*Work request*: For this exercise, write out each entry below exactly, omitting the images.

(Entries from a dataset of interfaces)
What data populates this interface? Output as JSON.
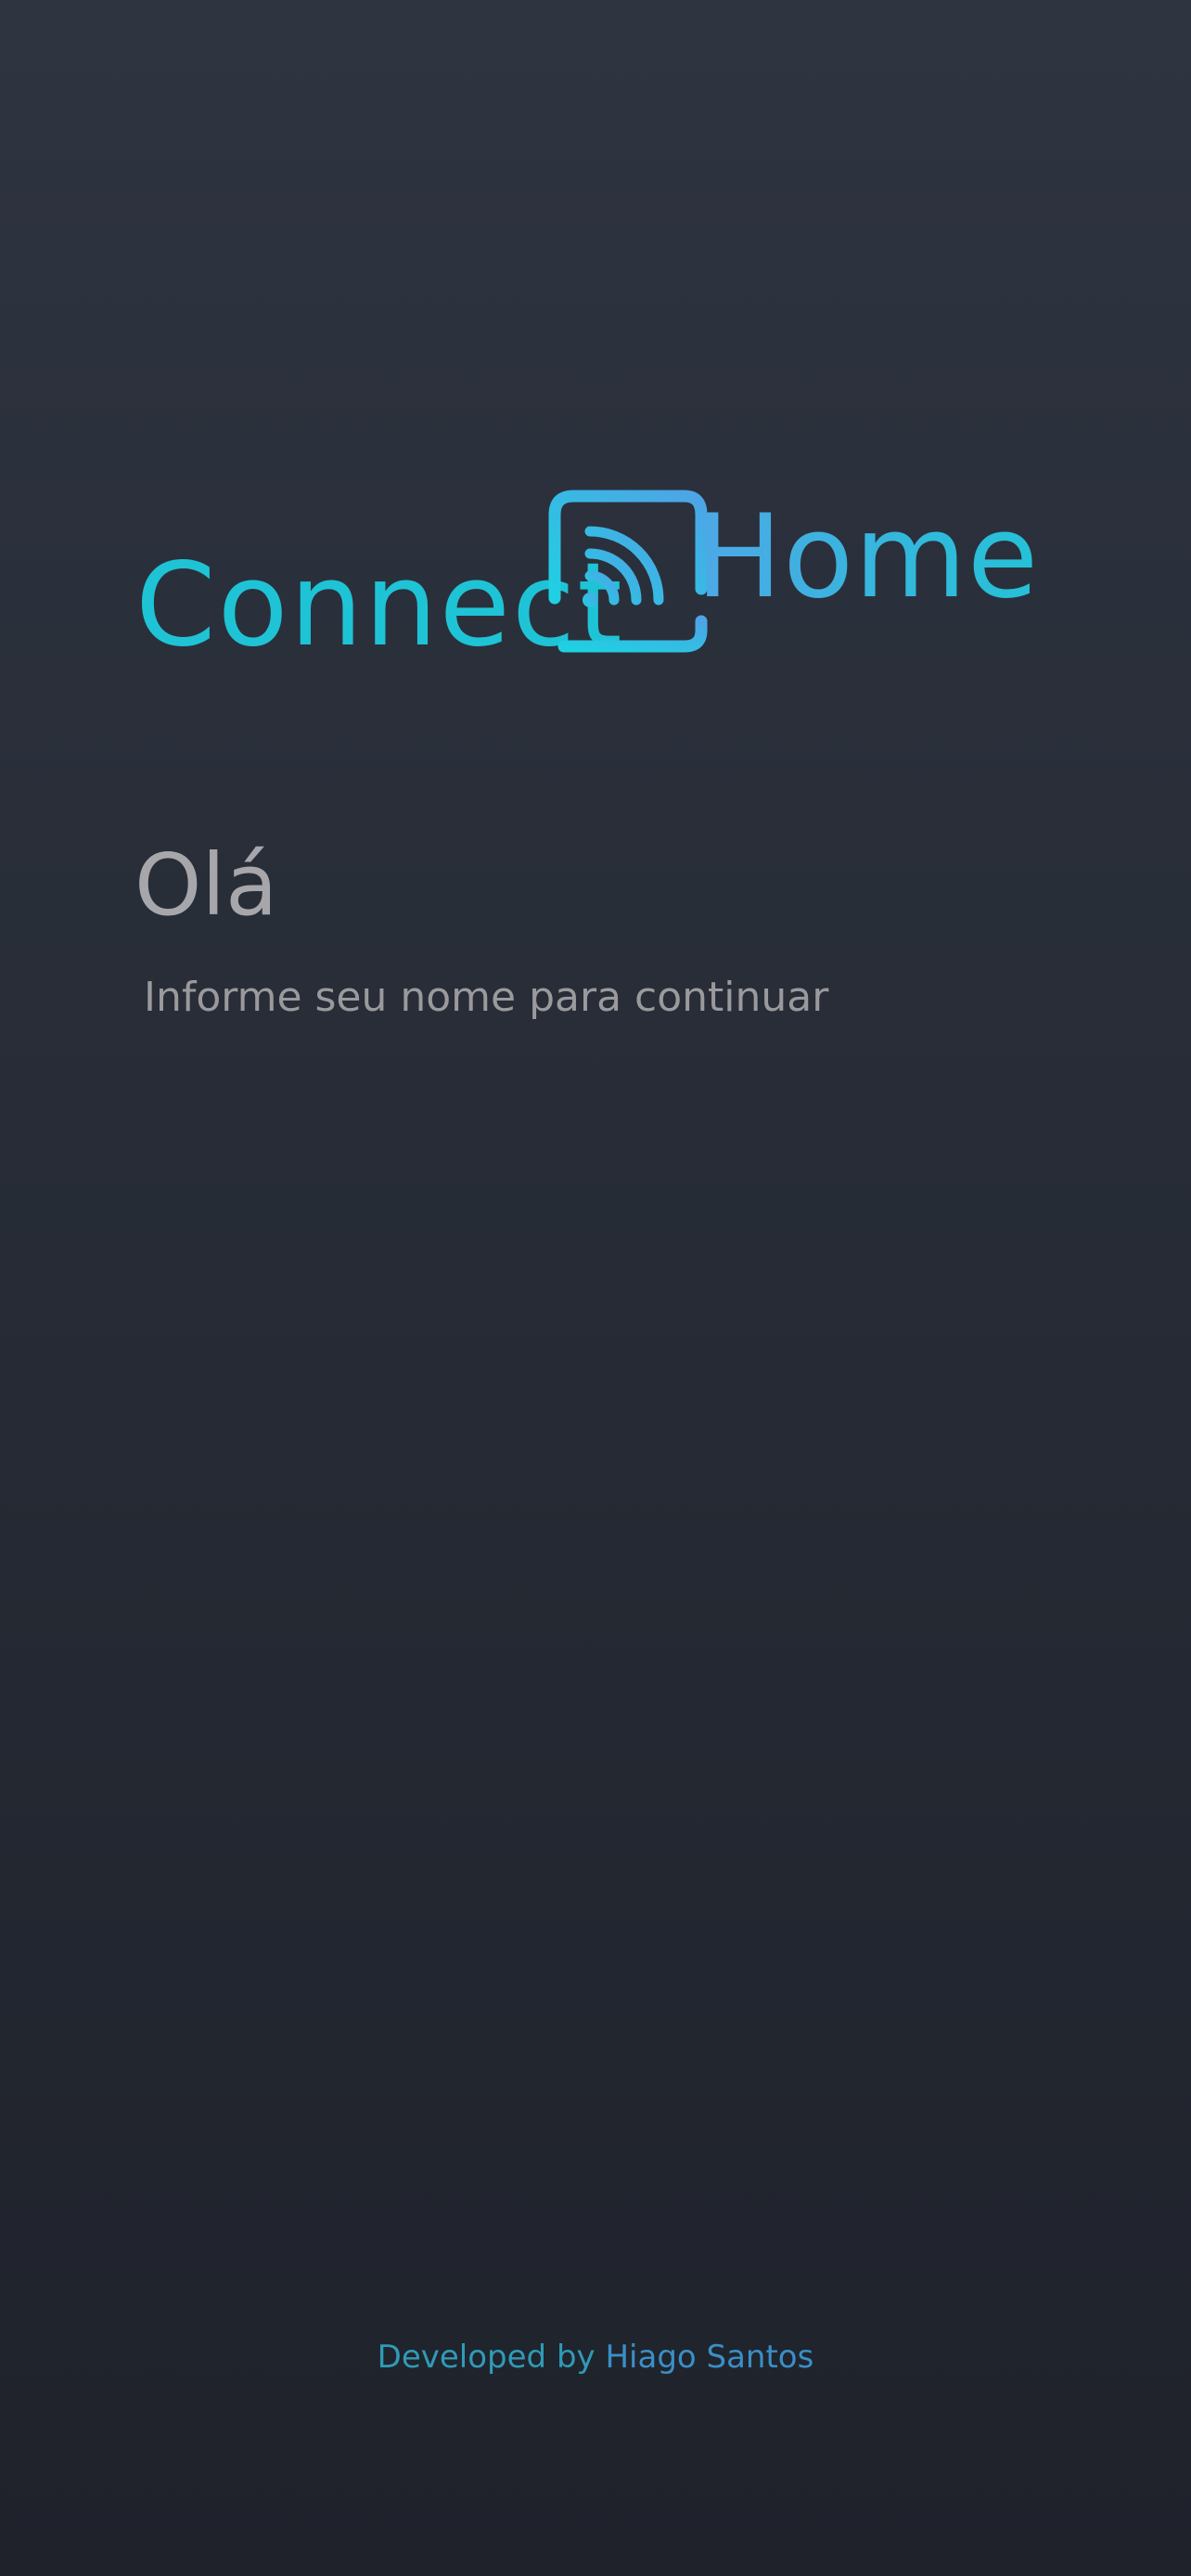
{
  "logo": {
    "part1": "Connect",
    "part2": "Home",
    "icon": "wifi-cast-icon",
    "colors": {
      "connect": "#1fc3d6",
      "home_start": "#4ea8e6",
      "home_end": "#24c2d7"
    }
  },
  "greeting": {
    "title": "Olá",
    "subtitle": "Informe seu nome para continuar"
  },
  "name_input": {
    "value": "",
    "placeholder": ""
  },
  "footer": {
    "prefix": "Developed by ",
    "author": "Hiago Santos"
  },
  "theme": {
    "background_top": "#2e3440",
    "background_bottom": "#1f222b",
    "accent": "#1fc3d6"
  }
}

*Response area*:
What data populates this interface? Output as JSON.
{
  "logo": {
    "part1": "Connect",
    "part2": "Home",
    "icon": "wifi-cast-icon",
    "colors": {
      "connect": "#1fc3d6",
      "home_start": "#4ea8e6",
      "home_end": "#24c2d7"
    }
  },
  "greeting": {
    "title": "Olá",
    "subtitle": "Informe seu nome para continuar"
  },
  "name_input": {
    "value": "",
    "placeholder": ""
  },
  "footer": {
    "prefix": "Developed by ",
    "author": "Hiago Santos"
  },
  "theme": {
    "background_top": "#2e3440",
    "background_bottom": "#1f222b",
    "accent": "#1fc3d6"
  }
}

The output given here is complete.